**DIRECTIONS:** Each line that includes the word "Activity" should be copied from the records.
##### STUDY MATERIAL
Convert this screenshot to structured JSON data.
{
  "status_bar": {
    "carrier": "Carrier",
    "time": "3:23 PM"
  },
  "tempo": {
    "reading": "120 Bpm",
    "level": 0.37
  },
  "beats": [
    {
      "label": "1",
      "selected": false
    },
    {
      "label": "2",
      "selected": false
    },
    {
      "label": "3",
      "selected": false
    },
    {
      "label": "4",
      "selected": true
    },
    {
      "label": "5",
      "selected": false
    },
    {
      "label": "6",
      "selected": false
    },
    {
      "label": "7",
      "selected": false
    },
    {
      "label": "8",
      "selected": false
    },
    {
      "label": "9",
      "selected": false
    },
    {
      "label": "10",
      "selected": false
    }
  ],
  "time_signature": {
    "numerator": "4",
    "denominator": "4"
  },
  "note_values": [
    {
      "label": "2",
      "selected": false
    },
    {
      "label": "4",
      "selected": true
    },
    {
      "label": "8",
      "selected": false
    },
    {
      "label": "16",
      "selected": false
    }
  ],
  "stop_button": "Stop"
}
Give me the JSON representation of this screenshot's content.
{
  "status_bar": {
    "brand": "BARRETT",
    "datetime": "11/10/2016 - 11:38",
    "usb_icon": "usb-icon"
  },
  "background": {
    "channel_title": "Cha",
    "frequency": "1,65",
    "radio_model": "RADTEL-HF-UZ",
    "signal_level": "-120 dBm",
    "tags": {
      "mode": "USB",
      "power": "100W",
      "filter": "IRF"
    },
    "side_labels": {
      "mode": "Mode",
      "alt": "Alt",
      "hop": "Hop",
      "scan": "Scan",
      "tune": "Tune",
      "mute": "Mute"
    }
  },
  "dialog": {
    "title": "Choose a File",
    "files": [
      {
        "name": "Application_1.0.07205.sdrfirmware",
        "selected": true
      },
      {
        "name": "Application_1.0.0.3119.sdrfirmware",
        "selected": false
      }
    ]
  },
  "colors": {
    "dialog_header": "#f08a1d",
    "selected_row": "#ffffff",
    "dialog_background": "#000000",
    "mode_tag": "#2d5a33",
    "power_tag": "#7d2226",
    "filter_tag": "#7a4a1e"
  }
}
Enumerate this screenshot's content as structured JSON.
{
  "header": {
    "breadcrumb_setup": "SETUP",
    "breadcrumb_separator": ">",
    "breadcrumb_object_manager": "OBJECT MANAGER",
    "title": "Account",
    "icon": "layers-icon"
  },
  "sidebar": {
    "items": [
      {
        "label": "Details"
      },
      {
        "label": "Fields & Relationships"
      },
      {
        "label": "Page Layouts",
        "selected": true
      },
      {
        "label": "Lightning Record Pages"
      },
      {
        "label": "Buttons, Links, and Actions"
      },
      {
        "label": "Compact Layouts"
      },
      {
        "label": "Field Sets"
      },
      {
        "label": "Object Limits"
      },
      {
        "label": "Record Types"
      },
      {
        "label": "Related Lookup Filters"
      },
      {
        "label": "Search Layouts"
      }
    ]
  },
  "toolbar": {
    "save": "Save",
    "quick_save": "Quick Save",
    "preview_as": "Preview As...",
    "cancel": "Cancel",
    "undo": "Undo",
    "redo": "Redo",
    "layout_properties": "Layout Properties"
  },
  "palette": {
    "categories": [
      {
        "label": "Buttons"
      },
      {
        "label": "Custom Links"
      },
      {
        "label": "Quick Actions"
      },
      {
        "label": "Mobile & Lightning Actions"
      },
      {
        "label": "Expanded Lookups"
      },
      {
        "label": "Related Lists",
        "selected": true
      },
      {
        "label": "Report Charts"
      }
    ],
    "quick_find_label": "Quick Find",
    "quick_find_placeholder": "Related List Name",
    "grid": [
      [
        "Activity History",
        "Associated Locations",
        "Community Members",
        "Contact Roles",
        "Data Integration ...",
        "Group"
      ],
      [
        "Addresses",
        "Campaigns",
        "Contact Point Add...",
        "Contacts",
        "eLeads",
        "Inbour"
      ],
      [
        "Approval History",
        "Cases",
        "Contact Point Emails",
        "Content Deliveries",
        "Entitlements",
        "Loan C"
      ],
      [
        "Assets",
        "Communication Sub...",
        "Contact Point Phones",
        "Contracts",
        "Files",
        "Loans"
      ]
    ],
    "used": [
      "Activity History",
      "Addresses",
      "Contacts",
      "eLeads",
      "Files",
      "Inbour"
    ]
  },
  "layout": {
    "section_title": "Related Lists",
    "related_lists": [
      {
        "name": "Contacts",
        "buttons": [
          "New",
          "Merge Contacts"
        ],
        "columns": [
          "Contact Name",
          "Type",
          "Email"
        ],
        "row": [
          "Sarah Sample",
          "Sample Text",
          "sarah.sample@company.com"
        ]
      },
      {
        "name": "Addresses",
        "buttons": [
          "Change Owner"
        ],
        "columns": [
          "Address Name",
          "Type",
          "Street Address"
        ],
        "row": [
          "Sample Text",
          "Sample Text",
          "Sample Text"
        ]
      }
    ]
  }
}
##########
**TASK OUTPUT:**
        "Activity History",
      "Activity History",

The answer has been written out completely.